Trainings for Religious Leaders

In recent years, Americans United has prioritized holding trainings with members of the clergy (and lay leaders at houses of worship). Accordingly, AU now sponsors special clergy trainings around the country. These meetings give clergy an opportunity to meet with experts from the Americans United staff for an interactive, hands-on session with plenty of time for questions, as well as to collaborate and learn from fellow religious leaders.

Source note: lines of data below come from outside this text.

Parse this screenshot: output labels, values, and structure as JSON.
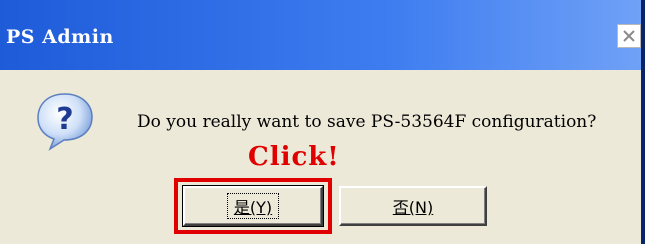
{
  "window": {
    "title": "PS Admin",
    "close_icon": "close-icon"
  },
  "dialog": {
    "icon": "question-icon",
    "message": "Do you really want to save PS-53564F configuration?",
    "annotation": "Click!",
    "buttons": {
      "yes_label": "是(Y)",
      "no_label": "否(N)"
    }
  },
  "colors": {
    "titlebar": "#1e5bd9",
    "dialog_bg": "#ece9d8",
    "annotation": "#e00000"
  }
}
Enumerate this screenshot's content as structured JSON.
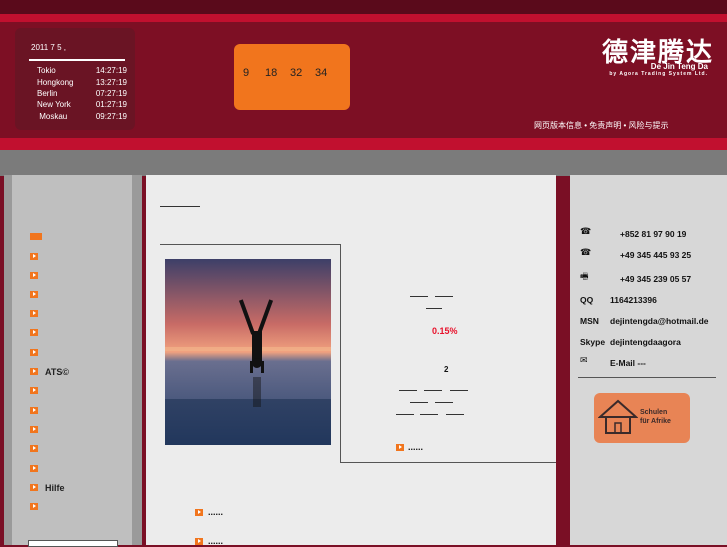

These sessions, titled “Keeping Sacred Spaces Sacred: A Discussion on Pulpit Politicking,” are facilitated discussions designed to lead to a deeper understanding of the role that faith communities can take in public engagement. The workshops take a positive stance, urging participants to envision what faithful and constructive public engagement looks like and how faith communities can engage in advocacy and organizing without causing others harm or violating the tax rules. The goal is to equip clergy and lay leaders with useful, practical information about what they can do politically, in the hope of channeling energies into appropriate forms of activism that engage congregations while respecting the laws of the land.

Watch: November 2016 Facebook Live Discussion with Faith Leaders

Letters to Religious Leaders

Every presidential election and mid-term election year, Americans United sends letters to houses of worship nationwide advising them on how to follow the law on pulpit politicking. The letters note that there are plenty of activities that religious leaders can take part in during elections years, such as registering voters in a non-partisan fashion, addressing important issues and reminding congregants that voting is good civic behavior. The only activity that is not permitted is the endorsement or opposition of candidates. (The letter also warns against the distribution of biased “voter guides,” often produced by partisan organizations that are not tax-exempt, that clearly promote one candidate over another.)

In 2016, we sent 100,000 letters to clergy from a cross section of U.S. religious denominations in all 50 states, explaining the "do's and dont's" when it comes to elections.